TASK INSTRUCTIONS — Only the text of the records belongs in the answer; the pictures must be dropped.

Page and application data records
-*-*-

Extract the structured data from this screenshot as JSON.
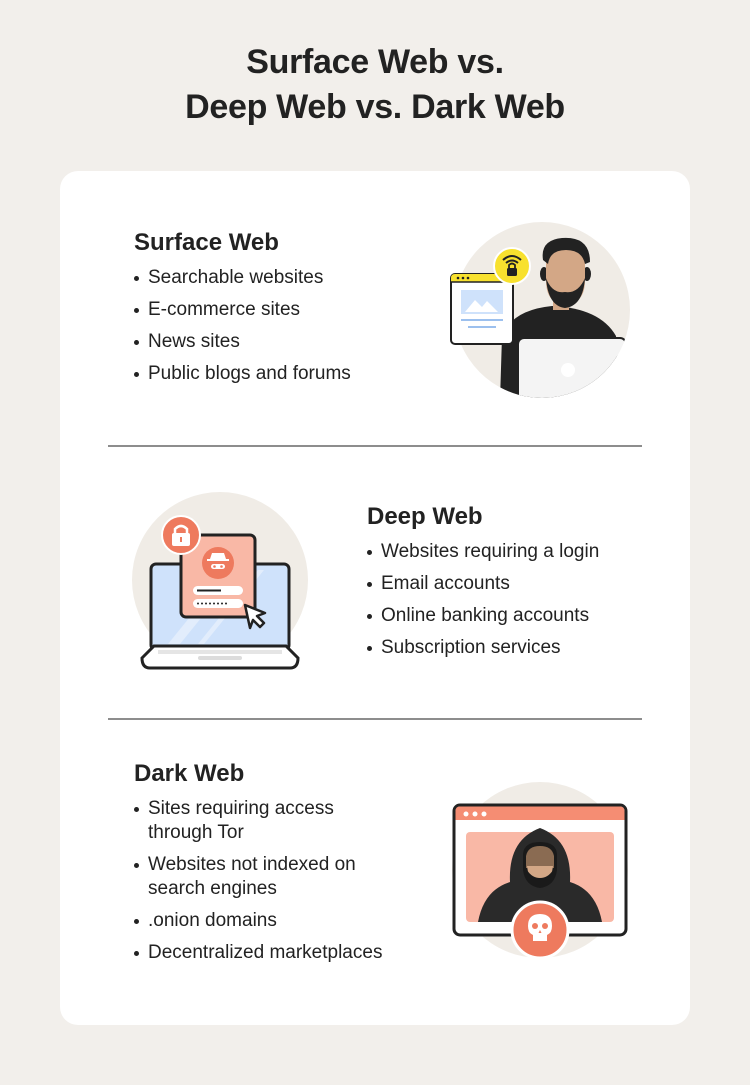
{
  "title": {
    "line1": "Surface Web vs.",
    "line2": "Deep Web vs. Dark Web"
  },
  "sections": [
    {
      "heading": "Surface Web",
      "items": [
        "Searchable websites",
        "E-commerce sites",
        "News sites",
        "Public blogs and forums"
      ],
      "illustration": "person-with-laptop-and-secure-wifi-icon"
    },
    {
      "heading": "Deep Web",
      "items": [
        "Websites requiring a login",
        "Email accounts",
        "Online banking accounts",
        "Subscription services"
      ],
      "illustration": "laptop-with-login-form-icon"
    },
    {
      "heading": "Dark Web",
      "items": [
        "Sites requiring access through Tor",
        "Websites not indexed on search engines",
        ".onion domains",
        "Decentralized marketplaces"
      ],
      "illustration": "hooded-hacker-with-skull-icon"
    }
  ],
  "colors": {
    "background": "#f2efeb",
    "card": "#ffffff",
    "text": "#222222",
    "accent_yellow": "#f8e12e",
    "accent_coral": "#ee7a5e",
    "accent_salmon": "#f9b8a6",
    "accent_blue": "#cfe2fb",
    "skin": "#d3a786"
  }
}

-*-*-

OUTPUT OF THE EXERCISE —
Extract the structured data from this screenshot as JSON.
{
  "title": {
    "line1": "Surface Web vs.",
    "line2": "Deep Web vs. Dark Web"
  },
  "sections": [
    {
      "heading": "Surface Web",
      "items": [
        "Searchable websites",
        "E-commerce sites",
        "News sites",
        "Public blogs and forums"
      ],
      "illustration": "person-with-laptop-and-secure-wifi-icon"
    },
    {
      "heading": "Deep Web",
      "items": [
        "Websites requiring a login",
        "Email accounts",
        "Online banking accounts",
        "Subscription services"
      ],
      "illustration": "laptop-with-login-form-icon"
    },
    {
      "heading": "Dark Web",
      "items": [
        "Sites requiring access through Tor",
        "Websites not indexed on search engines",
        ".onion domains",
        "Decentralized marketplaces"
      ],
      "illustration": "hooded-hacker-with-skull-icon"
    }
  ],
  "colors": {
    "background": "#f2efeb",
    "card": "#ffffff",
    "text": "#222222",
    "accent_yellow": "#f8e12e",
    "accent_coral": "#ee7a5e",
    "accent_salmon": "#f9b8a6",
    "accent_blue": "#cfe2fb",
    "skin": "#d3a786"
  }
}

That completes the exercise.